Douglas firs

It's About Time - November 2012

The American wigeons are back in the Delta Ponds. I believe these are the first of our winter migrants to arrive. I look forward to the increasing diversity of waterfowl. On our side of the Delta Highway we have had only mallards and Canada geese for a long time.

Turtles can be seen in the Delta Ponds on the west side of Delta Highway but it appears the cormorants have usurped them from their favorite logs. With increasing cold weather and less sun showing, the turtles will burrow into the mud at the bottom of the ponds to brumate.

Now that summer is over, the old needles are falling from the Douglas firs in great numbers. These are last year’s needles for the most part. The needles that emerged from their buds this spring will finally get around to doing their job. Over the rainy season they will double in thickness, storing carbohydrates. When the weather gets warmer in the spring, they will transport that energy down to the tree trunk and put on some board feet.

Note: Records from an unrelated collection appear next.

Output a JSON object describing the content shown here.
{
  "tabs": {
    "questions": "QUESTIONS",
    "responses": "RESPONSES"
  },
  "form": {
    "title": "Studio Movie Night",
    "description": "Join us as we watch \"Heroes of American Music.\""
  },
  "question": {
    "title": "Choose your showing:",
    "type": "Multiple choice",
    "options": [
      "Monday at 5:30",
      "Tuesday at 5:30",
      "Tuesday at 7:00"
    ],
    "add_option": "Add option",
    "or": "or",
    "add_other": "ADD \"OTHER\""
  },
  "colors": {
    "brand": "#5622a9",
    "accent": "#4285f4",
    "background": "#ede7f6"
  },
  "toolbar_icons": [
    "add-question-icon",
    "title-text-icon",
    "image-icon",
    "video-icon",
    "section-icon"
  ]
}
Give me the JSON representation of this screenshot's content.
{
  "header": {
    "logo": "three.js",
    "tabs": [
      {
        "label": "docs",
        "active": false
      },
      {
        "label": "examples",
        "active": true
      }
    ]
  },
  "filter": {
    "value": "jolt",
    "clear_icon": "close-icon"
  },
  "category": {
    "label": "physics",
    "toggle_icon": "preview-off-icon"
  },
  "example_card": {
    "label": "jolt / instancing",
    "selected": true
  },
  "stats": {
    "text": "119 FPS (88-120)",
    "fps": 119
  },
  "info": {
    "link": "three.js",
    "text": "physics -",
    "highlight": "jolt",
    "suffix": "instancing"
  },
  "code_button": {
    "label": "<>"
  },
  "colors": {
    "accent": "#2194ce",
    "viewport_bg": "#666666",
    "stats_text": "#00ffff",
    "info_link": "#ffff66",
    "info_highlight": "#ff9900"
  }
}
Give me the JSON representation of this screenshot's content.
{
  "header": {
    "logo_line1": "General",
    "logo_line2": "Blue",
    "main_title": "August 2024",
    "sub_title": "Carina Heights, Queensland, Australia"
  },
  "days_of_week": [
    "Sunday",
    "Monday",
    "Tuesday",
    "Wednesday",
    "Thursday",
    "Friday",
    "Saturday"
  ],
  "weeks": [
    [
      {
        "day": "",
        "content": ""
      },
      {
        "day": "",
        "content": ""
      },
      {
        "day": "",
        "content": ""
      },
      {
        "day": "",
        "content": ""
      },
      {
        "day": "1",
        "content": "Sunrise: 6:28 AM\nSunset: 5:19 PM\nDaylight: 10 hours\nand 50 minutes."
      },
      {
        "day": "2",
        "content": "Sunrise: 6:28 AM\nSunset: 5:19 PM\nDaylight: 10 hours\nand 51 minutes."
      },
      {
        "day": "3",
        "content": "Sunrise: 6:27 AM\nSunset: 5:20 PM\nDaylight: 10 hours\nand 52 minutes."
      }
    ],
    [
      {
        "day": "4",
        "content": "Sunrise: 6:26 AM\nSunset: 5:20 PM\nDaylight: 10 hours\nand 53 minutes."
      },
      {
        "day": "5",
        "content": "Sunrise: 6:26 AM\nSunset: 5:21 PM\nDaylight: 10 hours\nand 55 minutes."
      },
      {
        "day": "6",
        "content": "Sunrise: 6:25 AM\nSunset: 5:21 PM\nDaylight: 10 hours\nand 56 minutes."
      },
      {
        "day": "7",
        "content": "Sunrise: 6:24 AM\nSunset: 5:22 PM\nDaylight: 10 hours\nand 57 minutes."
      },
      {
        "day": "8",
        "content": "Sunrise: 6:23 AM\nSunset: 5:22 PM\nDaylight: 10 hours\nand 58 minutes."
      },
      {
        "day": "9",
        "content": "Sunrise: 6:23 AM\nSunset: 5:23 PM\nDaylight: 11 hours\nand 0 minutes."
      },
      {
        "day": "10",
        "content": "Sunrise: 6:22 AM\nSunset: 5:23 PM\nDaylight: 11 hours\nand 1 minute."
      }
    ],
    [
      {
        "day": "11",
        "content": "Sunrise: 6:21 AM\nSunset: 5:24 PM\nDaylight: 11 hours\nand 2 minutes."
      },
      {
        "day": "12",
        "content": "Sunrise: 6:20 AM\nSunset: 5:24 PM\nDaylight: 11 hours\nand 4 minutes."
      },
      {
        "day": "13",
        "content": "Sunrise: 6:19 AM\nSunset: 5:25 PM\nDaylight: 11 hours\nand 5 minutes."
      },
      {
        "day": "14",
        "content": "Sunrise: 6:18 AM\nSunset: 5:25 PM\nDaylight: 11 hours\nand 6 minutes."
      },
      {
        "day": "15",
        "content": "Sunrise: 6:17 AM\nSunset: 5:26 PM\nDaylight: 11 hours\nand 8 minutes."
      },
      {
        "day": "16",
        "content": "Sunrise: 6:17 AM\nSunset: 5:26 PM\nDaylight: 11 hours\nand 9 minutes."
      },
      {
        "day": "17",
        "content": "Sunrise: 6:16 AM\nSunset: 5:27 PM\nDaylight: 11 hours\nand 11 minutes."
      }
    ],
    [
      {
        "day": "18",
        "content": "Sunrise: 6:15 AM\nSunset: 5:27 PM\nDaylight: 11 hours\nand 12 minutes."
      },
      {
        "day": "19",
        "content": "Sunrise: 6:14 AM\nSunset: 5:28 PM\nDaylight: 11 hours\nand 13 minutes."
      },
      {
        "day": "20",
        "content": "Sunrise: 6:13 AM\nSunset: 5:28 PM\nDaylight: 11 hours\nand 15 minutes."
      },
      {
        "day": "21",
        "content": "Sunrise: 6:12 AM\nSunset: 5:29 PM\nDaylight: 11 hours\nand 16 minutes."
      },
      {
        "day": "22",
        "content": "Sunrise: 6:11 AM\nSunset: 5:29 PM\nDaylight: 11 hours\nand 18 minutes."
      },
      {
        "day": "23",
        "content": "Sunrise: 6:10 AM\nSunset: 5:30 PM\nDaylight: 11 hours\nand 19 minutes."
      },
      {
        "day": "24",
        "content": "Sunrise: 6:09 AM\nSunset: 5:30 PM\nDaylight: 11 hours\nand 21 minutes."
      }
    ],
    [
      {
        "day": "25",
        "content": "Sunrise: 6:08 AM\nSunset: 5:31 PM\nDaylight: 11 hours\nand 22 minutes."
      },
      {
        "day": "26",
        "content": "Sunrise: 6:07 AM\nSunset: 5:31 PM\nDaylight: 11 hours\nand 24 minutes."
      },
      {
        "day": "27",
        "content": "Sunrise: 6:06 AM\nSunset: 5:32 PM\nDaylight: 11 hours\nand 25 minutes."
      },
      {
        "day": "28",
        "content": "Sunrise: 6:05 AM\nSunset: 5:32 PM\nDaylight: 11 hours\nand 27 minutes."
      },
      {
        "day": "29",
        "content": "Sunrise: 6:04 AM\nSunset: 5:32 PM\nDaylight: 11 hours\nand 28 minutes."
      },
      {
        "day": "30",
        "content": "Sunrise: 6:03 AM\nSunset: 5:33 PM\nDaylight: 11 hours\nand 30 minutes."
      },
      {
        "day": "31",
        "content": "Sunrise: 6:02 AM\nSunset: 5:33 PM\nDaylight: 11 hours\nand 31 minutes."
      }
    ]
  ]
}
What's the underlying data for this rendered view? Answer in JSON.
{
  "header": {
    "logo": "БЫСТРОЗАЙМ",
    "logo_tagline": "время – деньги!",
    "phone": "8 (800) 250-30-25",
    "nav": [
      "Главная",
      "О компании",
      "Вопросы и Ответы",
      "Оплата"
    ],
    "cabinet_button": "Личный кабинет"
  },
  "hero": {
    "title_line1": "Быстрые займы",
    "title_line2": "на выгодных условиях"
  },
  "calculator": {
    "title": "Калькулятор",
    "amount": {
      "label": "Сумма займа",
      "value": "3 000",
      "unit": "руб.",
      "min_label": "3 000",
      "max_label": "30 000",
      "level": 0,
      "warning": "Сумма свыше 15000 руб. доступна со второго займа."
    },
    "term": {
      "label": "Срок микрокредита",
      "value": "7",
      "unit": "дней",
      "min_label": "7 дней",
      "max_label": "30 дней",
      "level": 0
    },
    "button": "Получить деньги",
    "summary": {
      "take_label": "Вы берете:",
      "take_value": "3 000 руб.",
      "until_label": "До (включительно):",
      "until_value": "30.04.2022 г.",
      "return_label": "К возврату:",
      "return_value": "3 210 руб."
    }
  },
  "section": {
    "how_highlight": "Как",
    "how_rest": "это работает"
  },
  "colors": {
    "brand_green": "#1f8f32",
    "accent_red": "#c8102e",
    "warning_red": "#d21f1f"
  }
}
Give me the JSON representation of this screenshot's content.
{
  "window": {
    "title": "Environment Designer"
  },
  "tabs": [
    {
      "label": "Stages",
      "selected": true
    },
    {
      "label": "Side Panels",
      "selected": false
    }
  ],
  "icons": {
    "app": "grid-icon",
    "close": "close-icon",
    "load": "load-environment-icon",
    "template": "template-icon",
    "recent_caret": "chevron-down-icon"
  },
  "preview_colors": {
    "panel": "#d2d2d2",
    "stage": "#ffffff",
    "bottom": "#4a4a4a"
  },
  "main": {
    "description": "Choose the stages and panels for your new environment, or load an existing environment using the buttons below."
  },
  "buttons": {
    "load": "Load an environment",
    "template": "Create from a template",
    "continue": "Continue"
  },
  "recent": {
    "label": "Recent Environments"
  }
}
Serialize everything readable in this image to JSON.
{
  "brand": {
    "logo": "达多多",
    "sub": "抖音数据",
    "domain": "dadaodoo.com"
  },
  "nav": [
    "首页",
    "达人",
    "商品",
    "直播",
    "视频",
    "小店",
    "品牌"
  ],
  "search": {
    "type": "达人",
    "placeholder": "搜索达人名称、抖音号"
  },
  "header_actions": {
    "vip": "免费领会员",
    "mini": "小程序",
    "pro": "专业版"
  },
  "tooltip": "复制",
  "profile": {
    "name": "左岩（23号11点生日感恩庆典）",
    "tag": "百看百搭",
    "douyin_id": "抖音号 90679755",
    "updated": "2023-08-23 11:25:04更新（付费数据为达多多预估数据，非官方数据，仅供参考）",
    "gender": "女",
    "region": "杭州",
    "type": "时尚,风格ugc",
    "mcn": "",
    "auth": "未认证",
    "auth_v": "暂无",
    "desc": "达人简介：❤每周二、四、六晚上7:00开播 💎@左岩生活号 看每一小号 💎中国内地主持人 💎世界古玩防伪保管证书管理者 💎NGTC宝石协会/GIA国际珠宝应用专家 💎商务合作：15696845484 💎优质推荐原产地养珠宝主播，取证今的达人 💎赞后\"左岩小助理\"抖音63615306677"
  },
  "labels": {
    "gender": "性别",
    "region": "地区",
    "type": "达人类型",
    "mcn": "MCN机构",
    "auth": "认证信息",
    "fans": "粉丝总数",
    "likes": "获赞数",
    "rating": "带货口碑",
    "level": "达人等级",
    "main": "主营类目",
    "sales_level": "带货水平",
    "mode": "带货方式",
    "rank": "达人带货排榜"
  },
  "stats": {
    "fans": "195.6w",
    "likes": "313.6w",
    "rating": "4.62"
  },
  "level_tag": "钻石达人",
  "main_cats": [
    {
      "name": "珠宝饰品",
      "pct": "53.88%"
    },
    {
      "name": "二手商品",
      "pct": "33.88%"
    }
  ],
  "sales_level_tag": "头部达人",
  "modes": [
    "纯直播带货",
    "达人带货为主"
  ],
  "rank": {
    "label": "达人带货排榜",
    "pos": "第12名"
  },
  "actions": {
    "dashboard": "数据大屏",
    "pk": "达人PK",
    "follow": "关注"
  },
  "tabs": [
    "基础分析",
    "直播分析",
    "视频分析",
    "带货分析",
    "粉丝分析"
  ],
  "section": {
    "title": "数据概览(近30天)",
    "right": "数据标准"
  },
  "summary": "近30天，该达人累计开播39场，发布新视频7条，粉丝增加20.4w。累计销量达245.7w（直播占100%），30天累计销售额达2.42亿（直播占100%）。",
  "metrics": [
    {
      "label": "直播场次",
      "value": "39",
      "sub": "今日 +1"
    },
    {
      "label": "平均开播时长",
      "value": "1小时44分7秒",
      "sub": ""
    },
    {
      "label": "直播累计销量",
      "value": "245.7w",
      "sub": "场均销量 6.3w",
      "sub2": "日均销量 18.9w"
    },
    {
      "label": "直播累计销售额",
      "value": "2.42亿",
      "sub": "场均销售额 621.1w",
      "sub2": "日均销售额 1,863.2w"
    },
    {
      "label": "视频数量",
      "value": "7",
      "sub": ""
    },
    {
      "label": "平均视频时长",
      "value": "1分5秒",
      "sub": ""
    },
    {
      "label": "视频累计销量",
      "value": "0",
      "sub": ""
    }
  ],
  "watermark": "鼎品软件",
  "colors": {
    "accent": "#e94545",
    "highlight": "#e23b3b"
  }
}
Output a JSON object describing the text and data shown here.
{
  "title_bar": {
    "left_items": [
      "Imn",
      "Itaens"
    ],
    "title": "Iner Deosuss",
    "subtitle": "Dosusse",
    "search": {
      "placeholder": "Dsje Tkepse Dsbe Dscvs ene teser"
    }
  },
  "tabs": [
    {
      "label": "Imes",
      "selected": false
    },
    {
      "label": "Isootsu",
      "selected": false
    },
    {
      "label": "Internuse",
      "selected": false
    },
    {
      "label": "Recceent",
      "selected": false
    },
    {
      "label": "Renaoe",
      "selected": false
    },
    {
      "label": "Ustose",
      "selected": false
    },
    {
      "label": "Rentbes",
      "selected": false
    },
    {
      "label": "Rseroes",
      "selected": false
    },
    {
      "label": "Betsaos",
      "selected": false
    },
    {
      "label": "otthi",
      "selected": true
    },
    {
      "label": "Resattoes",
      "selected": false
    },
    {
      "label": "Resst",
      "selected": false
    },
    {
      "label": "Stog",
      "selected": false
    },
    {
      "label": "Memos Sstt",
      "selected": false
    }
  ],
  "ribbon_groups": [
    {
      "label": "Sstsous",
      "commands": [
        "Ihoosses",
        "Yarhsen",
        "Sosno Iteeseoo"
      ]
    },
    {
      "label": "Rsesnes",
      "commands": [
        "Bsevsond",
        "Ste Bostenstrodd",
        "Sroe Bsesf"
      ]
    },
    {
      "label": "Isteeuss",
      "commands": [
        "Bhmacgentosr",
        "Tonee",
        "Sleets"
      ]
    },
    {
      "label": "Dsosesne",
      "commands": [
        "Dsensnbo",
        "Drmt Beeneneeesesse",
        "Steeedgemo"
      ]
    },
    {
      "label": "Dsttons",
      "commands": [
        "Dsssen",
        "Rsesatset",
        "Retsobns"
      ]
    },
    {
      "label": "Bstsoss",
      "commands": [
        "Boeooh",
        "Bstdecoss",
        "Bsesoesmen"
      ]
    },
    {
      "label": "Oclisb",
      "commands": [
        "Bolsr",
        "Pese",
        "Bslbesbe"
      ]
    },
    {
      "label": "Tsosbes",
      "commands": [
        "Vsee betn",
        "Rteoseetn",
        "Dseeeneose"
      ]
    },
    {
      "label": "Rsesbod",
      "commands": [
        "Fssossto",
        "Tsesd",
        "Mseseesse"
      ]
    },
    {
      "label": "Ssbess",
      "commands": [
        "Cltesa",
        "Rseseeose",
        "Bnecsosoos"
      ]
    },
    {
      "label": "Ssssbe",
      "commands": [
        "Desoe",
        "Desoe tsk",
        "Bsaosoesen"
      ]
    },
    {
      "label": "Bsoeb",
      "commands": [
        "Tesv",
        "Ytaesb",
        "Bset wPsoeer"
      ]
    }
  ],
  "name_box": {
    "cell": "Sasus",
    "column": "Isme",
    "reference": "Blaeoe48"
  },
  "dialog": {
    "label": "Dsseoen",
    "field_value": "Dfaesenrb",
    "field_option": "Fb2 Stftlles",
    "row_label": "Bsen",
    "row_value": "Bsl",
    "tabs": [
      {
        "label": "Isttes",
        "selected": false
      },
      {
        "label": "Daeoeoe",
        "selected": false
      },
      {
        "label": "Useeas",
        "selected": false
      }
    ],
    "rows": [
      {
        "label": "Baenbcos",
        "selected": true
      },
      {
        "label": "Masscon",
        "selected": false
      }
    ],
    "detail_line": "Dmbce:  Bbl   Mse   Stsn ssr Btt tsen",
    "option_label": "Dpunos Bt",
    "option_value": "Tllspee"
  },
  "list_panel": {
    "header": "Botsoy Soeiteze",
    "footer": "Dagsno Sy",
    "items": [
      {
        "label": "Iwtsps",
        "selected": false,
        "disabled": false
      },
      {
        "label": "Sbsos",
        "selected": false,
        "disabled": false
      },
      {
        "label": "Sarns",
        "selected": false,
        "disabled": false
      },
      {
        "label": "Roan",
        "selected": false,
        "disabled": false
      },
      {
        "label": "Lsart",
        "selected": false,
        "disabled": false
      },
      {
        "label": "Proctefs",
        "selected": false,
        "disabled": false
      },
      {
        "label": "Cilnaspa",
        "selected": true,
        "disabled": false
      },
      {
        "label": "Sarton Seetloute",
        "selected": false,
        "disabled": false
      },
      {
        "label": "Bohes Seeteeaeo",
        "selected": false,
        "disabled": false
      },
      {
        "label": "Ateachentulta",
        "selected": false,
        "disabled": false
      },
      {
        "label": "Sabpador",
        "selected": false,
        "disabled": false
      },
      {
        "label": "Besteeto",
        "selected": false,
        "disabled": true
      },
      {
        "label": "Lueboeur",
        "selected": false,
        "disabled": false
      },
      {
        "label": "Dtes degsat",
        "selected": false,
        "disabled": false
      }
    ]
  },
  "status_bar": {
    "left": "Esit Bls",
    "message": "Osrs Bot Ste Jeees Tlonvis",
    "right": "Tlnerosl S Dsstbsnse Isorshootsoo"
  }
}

Seedlings have sprouted everywhere now that the rainy season has begun. Things like bedstraw and bitter cress have a pair of seed leaves, called cotyledons. They were already present in miniature inside the seed. Grass seedlings send up a single, tiny, green spear. That’s why members of the grass family are known as monocotyledons while those families with two seed leaves are called dicotyledons. Conifers are different; hemlock seeds have up to six cotyledons.